Capitol Insider: Permitless Carry Opponents Vow To Keep Fighting
In this episode of Capitol Insider, KGOU's Dick Pryor and eCapitol's Shawn Ashley discuss the last minute effort to stop Oklahoma's permitless carry law from going into effect, the opioid ruling against Johnson & Johnson, and more.
Dick Pryor: This is Capitol Insider, your weekly look inside Oklahoma politics and policy. I'm Dick Pryor with eCapitol News Director Shawn Ashley. Shawn, the group hoping to repeal Oklahoma's permitless carry gun law through the referendum petition process had to gather almost 60,000 signatures by the close of business on Thursday. Now, they only had a couple of weeks to get the needed signatures, which is a tall task.
Shawn Ashley: That's a very tall task, but shortly before they were scheduled to turn them in it appeared they had around 50,000 signatures with more coming in. This was a rather unusual situation because the proponents of the veto referendum did not decide until the middle of August to being collecting these signatures. That left them just a little over two weeks to do so. Normally a referendum like this an individual or group has 90 days from the end of the legislative session to collect the necessary signatures 5 percent of the votes cast in the last gubernatorial election. But, as Representative Jason Lowe pointed out on Thursday, it was the result of the mass shootings in El Paso and then in Dayton Ohio that prompted proponents to decide to move forward even at this late hour.

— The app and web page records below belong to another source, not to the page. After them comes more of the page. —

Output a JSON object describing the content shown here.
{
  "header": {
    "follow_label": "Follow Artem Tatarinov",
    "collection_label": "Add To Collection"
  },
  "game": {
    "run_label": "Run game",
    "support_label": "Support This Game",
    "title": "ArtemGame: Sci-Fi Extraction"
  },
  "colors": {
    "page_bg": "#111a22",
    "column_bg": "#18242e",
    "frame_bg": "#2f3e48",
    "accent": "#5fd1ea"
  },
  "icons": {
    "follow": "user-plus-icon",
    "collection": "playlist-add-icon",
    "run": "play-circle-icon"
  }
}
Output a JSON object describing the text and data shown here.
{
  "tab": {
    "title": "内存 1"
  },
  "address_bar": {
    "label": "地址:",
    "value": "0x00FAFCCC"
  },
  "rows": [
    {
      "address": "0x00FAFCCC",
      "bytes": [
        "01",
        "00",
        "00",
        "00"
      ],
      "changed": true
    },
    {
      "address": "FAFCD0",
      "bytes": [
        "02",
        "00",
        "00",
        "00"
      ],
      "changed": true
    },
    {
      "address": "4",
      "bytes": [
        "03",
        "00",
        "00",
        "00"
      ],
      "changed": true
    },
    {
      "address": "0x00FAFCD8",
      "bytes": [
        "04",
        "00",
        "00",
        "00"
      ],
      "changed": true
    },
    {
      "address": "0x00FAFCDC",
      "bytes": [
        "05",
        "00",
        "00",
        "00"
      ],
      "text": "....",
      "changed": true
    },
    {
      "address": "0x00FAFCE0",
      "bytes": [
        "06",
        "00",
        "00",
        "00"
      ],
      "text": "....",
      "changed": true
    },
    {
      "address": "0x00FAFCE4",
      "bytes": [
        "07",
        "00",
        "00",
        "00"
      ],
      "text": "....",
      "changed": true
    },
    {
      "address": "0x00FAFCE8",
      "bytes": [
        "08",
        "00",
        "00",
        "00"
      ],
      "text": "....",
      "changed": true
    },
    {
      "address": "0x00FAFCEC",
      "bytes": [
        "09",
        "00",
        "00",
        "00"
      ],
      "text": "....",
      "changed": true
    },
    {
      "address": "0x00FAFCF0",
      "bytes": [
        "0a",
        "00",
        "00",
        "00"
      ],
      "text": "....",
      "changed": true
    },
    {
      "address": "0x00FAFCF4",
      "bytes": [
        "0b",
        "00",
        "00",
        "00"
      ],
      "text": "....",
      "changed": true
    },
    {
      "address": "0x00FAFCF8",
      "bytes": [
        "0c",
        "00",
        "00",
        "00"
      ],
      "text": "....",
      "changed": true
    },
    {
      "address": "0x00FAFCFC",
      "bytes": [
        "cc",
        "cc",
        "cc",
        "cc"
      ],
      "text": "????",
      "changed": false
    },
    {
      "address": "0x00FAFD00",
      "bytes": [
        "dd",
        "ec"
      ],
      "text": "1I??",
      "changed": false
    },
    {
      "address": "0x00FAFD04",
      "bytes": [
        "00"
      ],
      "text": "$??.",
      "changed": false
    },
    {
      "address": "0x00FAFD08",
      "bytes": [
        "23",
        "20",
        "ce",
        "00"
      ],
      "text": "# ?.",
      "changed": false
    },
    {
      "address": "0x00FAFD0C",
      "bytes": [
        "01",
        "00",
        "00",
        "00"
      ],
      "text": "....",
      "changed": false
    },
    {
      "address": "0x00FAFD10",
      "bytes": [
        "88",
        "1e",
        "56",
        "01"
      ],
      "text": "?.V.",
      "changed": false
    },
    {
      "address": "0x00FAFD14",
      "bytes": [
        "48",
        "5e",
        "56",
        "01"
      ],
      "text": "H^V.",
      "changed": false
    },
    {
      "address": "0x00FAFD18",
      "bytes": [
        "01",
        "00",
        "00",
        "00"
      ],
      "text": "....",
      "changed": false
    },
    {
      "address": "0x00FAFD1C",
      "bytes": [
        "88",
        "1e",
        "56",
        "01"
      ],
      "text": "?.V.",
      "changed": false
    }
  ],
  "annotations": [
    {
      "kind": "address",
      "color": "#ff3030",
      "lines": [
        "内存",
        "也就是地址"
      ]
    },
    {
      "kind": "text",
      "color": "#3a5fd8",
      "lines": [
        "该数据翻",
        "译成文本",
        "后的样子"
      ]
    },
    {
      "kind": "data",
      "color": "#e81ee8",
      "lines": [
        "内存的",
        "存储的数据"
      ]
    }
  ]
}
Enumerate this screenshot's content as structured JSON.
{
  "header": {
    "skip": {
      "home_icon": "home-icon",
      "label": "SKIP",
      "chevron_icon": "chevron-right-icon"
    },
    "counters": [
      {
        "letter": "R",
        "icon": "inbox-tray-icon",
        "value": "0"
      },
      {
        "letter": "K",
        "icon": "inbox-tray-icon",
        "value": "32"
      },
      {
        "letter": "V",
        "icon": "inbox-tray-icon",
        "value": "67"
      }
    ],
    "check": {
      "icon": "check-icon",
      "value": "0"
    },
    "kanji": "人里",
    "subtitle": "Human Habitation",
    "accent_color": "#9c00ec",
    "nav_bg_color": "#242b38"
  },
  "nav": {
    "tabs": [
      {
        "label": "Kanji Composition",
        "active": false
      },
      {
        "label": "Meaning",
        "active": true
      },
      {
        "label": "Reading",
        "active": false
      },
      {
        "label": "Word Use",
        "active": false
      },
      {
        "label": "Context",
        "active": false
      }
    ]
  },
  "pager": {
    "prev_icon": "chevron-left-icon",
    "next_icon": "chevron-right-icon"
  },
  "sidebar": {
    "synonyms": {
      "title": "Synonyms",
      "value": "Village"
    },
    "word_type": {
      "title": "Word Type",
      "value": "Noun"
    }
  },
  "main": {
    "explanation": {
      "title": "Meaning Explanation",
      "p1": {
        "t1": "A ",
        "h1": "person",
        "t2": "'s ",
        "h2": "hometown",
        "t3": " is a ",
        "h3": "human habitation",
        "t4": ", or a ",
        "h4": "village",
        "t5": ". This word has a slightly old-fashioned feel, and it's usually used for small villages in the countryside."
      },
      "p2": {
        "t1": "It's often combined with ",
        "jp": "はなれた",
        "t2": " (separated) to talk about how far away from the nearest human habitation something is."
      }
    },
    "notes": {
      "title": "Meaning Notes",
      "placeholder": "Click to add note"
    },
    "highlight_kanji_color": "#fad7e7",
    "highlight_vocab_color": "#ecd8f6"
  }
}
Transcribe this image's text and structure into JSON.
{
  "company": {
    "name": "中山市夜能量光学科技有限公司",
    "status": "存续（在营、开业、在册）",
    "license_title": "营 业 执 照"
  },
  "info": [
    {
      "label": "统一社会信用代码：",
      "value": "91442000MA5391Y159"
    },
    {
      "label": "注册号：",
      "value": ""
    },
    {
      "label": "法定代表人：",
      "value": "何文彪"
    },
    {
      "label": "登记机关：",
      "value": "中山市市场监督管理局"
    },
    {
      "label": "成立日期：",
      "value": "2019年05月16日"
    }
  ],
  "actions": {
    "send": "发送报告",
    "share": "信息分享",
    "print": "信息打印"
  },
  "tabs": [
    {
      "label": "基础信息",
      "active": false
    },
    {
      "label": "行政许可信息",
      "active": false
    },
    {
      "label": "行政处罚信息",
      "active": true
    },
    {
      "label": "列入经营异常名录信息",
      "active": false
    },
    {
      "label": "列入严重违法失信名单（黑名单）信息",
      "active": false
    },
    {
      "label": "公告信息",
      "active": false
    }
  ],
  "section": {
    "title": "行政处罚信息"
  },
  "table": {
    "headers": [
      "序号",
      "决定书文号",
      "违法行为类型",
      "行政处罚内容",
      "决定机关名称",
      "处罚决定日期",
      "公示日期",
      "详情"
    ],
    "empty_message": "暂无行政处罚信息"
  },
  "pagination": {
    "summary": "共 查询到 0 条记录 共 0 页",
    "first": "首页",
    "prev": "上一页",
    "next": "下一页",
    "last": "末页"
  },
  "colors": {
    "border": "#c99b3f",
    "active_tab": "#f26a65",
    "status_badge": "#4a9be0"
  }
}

Pryor: So they got a late start, and the leaders of the group say that they will look at other avenues to prevent the so-called constitutional carry law from taking effect Nov. 1 if necessary. What other options are there for them?
Ashley: Well, the easiest approach would be for Representative Lowe or other lawmakers to file a bill to be considered in the 2020 session that would simply repeal constitutional carry. They also could look at an initiative referendum to put new statutes on the books during the 2020 election cycle that perhaps return Oklahoma to a permit carry state or made other modifications to deal with some of the issues that they're concerned about by moving toward permitless carry. There are a number of options on the table that they could consider.
Pryor: But still a ways to go here...
Pryor: What's the latest from the health care working group?
Ashley: The health care working group held its third meeting. Much of the discussion was on so-called social determinants, these factors within society that lead people to poor health outcomes. Going back to the first meaning of of the health care working group, co-chair Greg McCortney pointed out that a lot of our problems seem to result from our own decisions-- our sedentary lifestyle, our poor eating habits, and our high rates of smoking in Oklahoma. This meeting they talked more in detail about some of those social determinants and what might could be done in order to address them. What one of the speakers pointed out is that these are issues that are not necessarily directly resolved by health insurance, but need to be addressed in other ways.
Pryor: Interim Commissioner of Health Tom Bates is resigning to take a position that will implement a new initiative for Kevin Stitt. The plan is to streamline ways Oklahomans deal with health and human services agencies. Are there any indications how that might work?
Ashley: Well, they're really just getting started on this project, and it's called the Front Porch Initiative.And we've heard ideas like this before to sort of bring together a "one stop shop" of access to various health and human services services. In the case of Interim Commissioner of Health Tom Bates, he has worked in both areas, having served as Interim Commissioner of Health for more than a year now and also having worked at the Department of Human Services and helping to implement the Pinnacle Plan. So he has sort of seen both sides of that coin.
Pryor Now that District Court Judge Thad Balkman has ruled for the state of Oklahoma in its lawsuit against Johnson & Johnson. How is the state going to go about collecting the $572 million awarded to abate the opioid crisis?
Ashley Well, as we heard Attorney General Mike Hunter say they could easily write a check, but that doesn't seem to be likely. Instead, Johnson & Johnson has indicated that they plan to appeal this decision to the Oklahoma Supreme Court, and that will take some time, just like the trial itself did. And then, even then, there may be the opportunities for other appeals.
Pryor Thanks Shawn.
Ashley You're very welcome.
Pryor: That's Capitol Insider. If you have questions e-mail us at firstname.lastname@example.org or contact us on Twitter at @kgounews. You can also find us online at kgou.org and ecapitol.net, on Apple podcasts and Spotify. Until next time, with Shawn Ashley, I'm Dick Pryor.